What I've done so far
Item Editor: This is where all of the items are created. I've taken a lot into consideration with this - resulting in dynamic item files, which do not waste disk space holding blank data.
Small client and server programs: These basically act as the 'terminals' of communication in the game. The player runs the client, and the server handles most other things. Along with this, I've also created a nice data buffer class which groups chunks of data together which can be read easily.
Client/Server-side communication functions: Once the data has been received, the packet header is read and a specific function is then run. This keeps the code nice and modular, which makes it a lot easier for me when it comes down to debugging and tweaking.
Client Login Menu: Basically what it says on the tin. All you need to do is provide your username and password. If you don't have one, just click the "New Account" button underneath the login interface.
Account Creation Menu: This is where you create your character. This is nearly done, but as you can probably imagine, coding UI for 4 days straight can start making you drool over your keyboard a little.
Basic Map Editor: This is where the developers create the world. Through a selection of 10 layers, a believable environment can be created. This is currently being upgraded, to deal with memory issues.
What I'm doing now
Updating the map editor: As The Ancients requires a massive landscape, the memory consumed will start to increase to unbearable amounts. I'm currently re-modelling the way the server and client handles maps, so everyone playing will enjoy a better experience, without lag or slow response times. Another pro with this is that the client will not need to keep any map data client side, reducing game download times and disk usage.
Finishing the character creation menu: Once I have the maps out of the way, I can finish the character creation. This will lead nicely into the game, where I can then build upon other client-server communications.
What's in the future
Basic world interaction: The player can pick up items on the floor, chop down trees, mine rocks etc.
A whole host of other editors: These include a global editor for most crafting skills, such as Smithing, Cooking and Baking.

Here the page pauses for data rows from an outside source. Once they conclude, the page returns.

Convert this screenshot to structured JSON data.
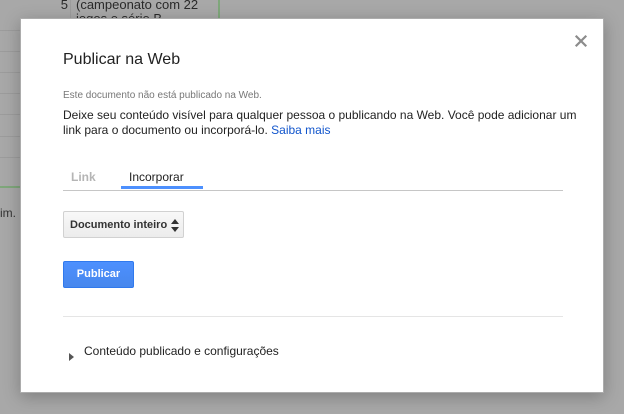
{
  "background": {
    "row_number": "5",
    "cell_text_line1": "(campeonato com 22",
    "cell_text_line2": "jogos e série B",
    "side_text": "im."
  },
  "dialog": {
    "title": "Publicar na Web",
    "status": "Este documento não está publicado na Web.",
    "description": "Deixe seu conteúdo visível para qualquer pessoa o publicando na Web. Você pode adicionar um link para o documento ou incorporá-lo.",
    "learn_more": "Saiba mais",
    "tabs": [
      {
        "label": "Link",
        "active": false
      },
      {
        "label": "Incorporar",
        "active": true
      }
    ],
    "select": {
      "value": "Documento inteiro",
      "icon": "up-down-arrows-icon"
    },
    "publish_button": "Publicar",
    "expander": {
      "label": "Conteúdo publicado e configurações",
      "icon": "triangle-right-icon",
      "expanded": false
    },
    "close_icon": "close-icon"
  },
  "colors": {
    "accent": "#4d90fe",
    "link": "#1155cc",
    "overlay": "#a8a8a8"
  }
}
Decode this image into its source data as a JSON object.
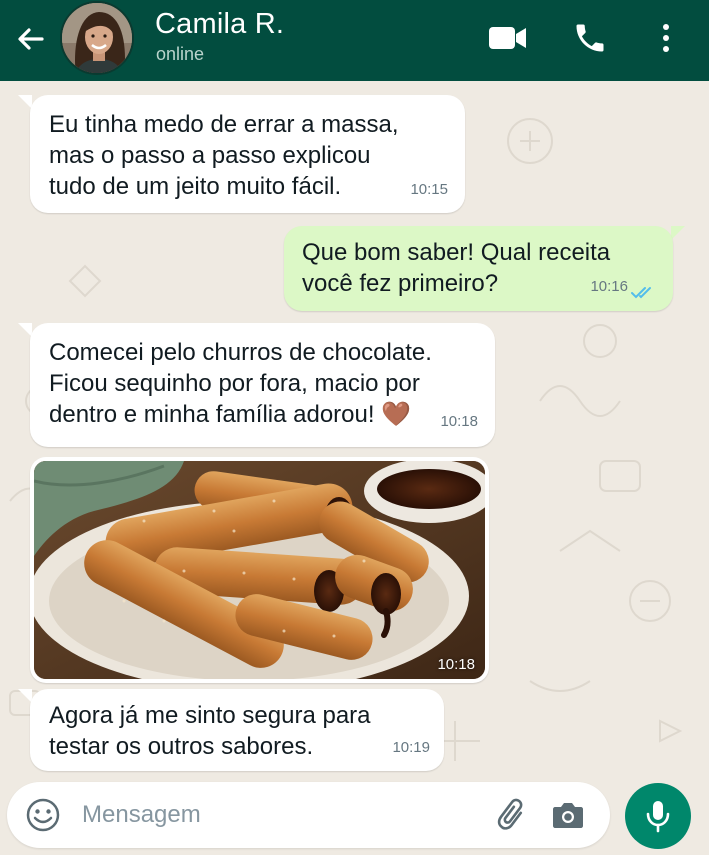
{
  "header": {
    "contact_name": "Camila R.",
    "status": "online"
  },
  "messages": [
    {
      "direction": "in",
      "text": "Eu tinha medo de errar a massa,\nmas o passo a passo explicou\ntudo de um jeito muito fácil.",
      "time": "10:15"
    },
    {
      "direction": "out",
      "text": "Que bom saber! Qual receita\nvocê fez primeiro?",
      "time": "10:16",
      "read": true
    },
    {
      "direction": "in",
      "text": "Comecei pelo churros de chocolate.\nFicou sequinho por fora, macio por\ndentro e minha família adorou! 🤎",
      "time": "10:18"
    },
    {
      "direction": "in",
      "type": "image",
      "image_subject": "churros-with-chocolate-filling",
      "time": "10:18"
    },
    {
      "direction": "in",
      "text": "Agora já me sinto segura para\ntestar os outros sabores.",
      "time": "10:19"
    }
  ],
  "input": {
    "placeholder": "Mensagem",
    "value": ""
  },
  "icons": {
    "back": "arrow-left-icon",
    "video": "video-camera-icon",
    "call": "phone-icon",
    "menu": "more-vertical-icon",
    "emoji": "smiley-icon",
    "attach": "paperclip-icon",
    "camera": "camera-icon",
    "mic": "microphone-icon"
  },
  "colors": {
    "header": "#024d3f",
    "incoming_bubble": "#ffffff",
    "outgoing_bubble": "#dcf8c6",
    "read_ticks": "#53bdeb",
    "mic_button": "#00876b",
    "chat_background": "#efeae2"
  }
}
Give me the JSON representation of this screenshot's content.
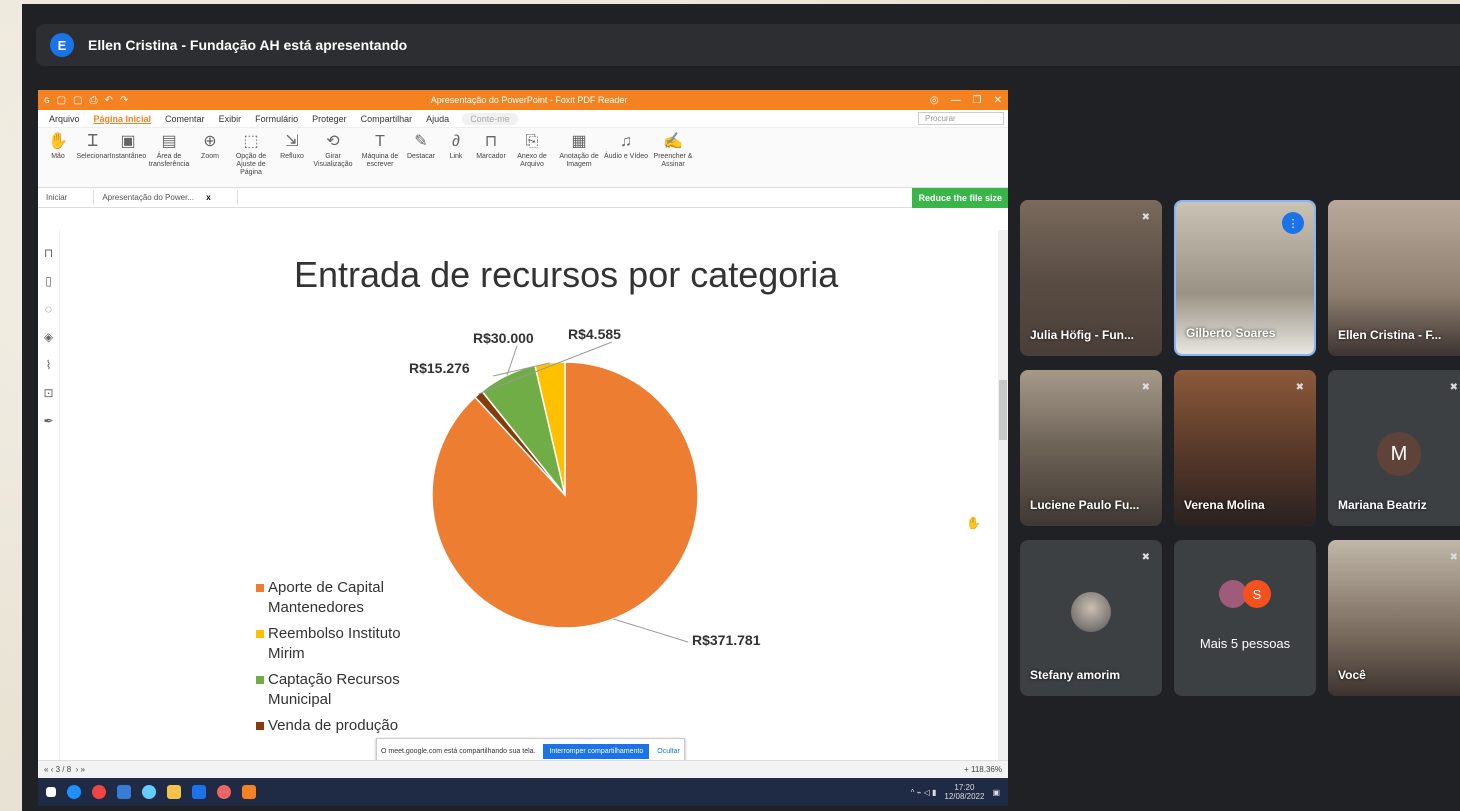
{
  "presenter": {
    "initial": "E",
    "text": "Ellen Cristina - Fundação AH está apresentando"
  },
  "app": {
    "title": "Apresentação do PowerPoint - Foxit PDF Reader",
    "menu": [
      "Arquivo",
      "Página Inicial",
      "Comentar",
      "Exibir",
      "Formulário",
      "Proteger",
      "Compartilhar",
      "Ajuda"
    ],
    "hint": "Conte-me",
    "search_placeholder": "Procurar",
    "ribbon": [
      {
        "icon": "hand-icon",
        "glyph": "✋",
        "label": "Mão"
      },
      {
        "icon": "select-icon",
        "glyph": "Ꮖ",
        "label": "Selecionar"
      },
      {
        "icon": "snapshot-icon",
        "glyph": "▣",
        "label": "Instantâneo"
      },
      {
        "icon": "clipboard-icon",
        "glyph": "▤",
        "label": "Área de transferência"
      },
      {
        "icon": "zoom-icon",
        "glyph": "⊕",
        "label": "Zoom"
      },
      {
        "icon": "fit-page-icon",
        "glyph": "⬚",
        "label": "Opção de Ajuste de Página"
      },
      {
        "icon": "reflow-icon",
        "glyph": "⇲",
        "label": "Refluxo"
      },
      {
        "icon": "rotate-icon",
        "glyph": "⟲",
        "label": "Girar Visualização"
      },
      {
        "icon": "typewriter-icon",
        "glyph": "T",
        "label": "Máquina de escrever"
      },
      {
        "icon": "highlight-icon",
        "glyph": "✎",
        "label": "Destacar"
      },
      {
        "icon": "link-icon",
        "glyph": "∂",
        "label": "Link"
      },
      {
        "icon": "bookmark-icon",
        "glyph": "⊓",
        "label": "Marcador"
      },
      {
        "icon": "attach-icon",
        "glyph": "⎘",
        "label": "Anexo de Arquivo"
      },
      {
        "icon": "image-annot-icon",
        "glyph": "▦",
        "label": "Anotação de Imagem"
      },
      {
        "icon": "media-icon",
        "glyph": "♫",
        "label": "Áudio e Vídeo"
      },
      {
        "icon": "sign-icon",
        "glyph": "✍",
        "label": "Preencher & Assinar"
      }
    ],
    "tabs": {
      "start": "Iniciar",
      "doc": "Apresentação do Power...",
      "close": "x"
    },
    "reduce_label": "Reduce the file size",
    "page_indicator": "3 / 8",
    "zoom_value": "+ 118.36%",
    "share_notice": "O meet.google.com está compartilhando sua tela.",
    "stop_sharing": "Interromper compartilhamento",
    "hide": "Ocultar",
    "clock_time": "17:20",
    "clock_date": "12/08/2022"
  },
  "chart_data": {
    "type": "pie",
    "title": "Entrada de recursos por categoria",
    "categories": [
      "Aporte de Capital Mantenedores",
      "Reembolso Instituto Mirim",
      "Captação Recursos Municipal",
      "Venda de produção"
    ],
    "values": [
      371781,
      15276,
      30000,
      4585
    ],
    "value_labels": [
      "R$371.781",
      "R$15.276",
      "R$30.000",
      "R$4.585"
    ],
    "colors": [
      "#ed7d31",
      "#ffc000",
      "#70ad47",
      "#843c0c"
    ],
    "legend_position": "left"
  },
  "participants": [
    {
      "name": "Julia Höfig - Fun...",
      "muted": true
    },
    {
      "name": "Gilberto Soares",
      "speaking": true
    },
    {
      "name": "Ellen Cristina - F..."
    },
    {
      "name": "Luciene Paulo Fu...",
      "muted": true
    },
    {
      "name": "Verena Molina",
      "muted": true
    },
    {
      "name": "Mariana Beatriz",
      "initial": "M",
      "muted": true
    },
    {
      "name": "Stefany amorim",
      "muted": true
    },
    {
      "name": "Mais 5 pessoas",
      "initial": "S"
    },
    {
      "name": "Você",
      "muted": true
    }
  ]
}
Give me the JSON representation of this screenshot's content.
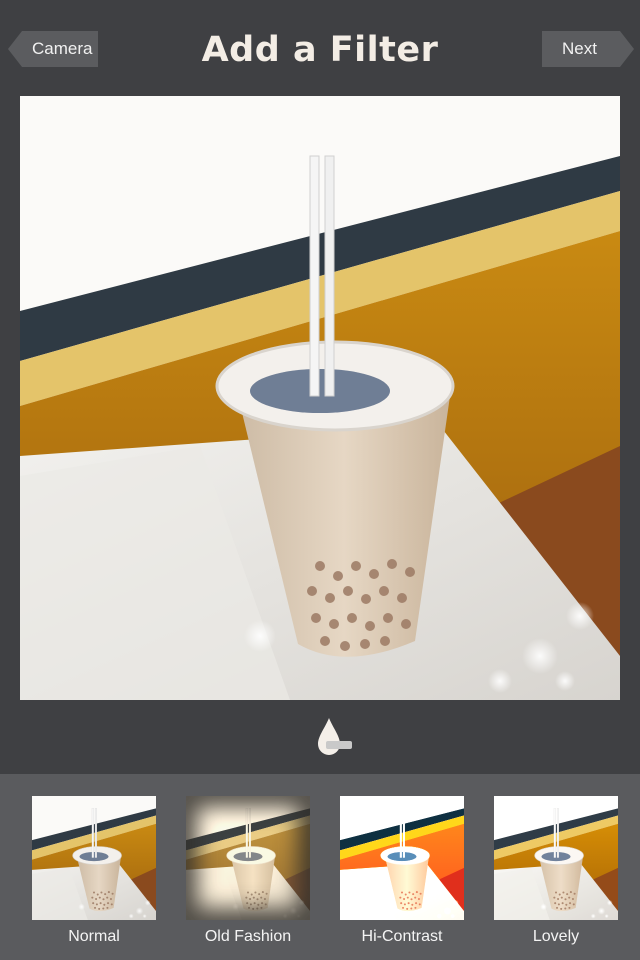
{
  "header": {
    "title": "Add a Filter",
    "back_label": "Camera",
    "next_label": "Next"
  },
  "toolbar": {
    "tool_icon": "water-drop-icon"
  },
  "filters": [
    {
      "label": "Normal"
    },
    {
      "label": "Old Fashion"
    },
    {
      "label": "Hi-Contrast"
    },
    {
      "label": "Lovely"
    }
  ],
  "colors": {
    "background": "#3f4043",
    "tray": "#5a5b5e",
    "button": "#5b5c5f",
    "title": "#f3ede5"
  }
}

These will also come with custom-defined cooking times. Don't leave your food cooking for too long, as it will become burned, and overall quality will decrease. Likewise, not cooking your food for long enough will also lower the products' quality, but may also lead to other side-effects.
Recoding the server networking: Once I get a decent amount of time out from my studies, I'll be recoding the server networking to IOCP. This will make the server a lot more efficient with processing a multitude of requests, and improve the overall experience of the game.
Some of my ideas
Items with added effects: You could basically describe this as weapon/armour addons in most other online games, which give you stat bonuses etc. I plan to do something along the lines of this, although the addons will be realistic to the item, i.e. Small Swords have a Bleed Chance increase, whereas Two-Handed Swords may have more chance of a Critical Hit or Armour Breaking. These effects will have a small chance to be added to the item on creation. It's not been discussed with Azkanan yet, but the chance may increase the higher the level you are in that particular skill.
That's all from me for now, I hope I haven't bored you to tears.
Until next time,
- The Ancients team.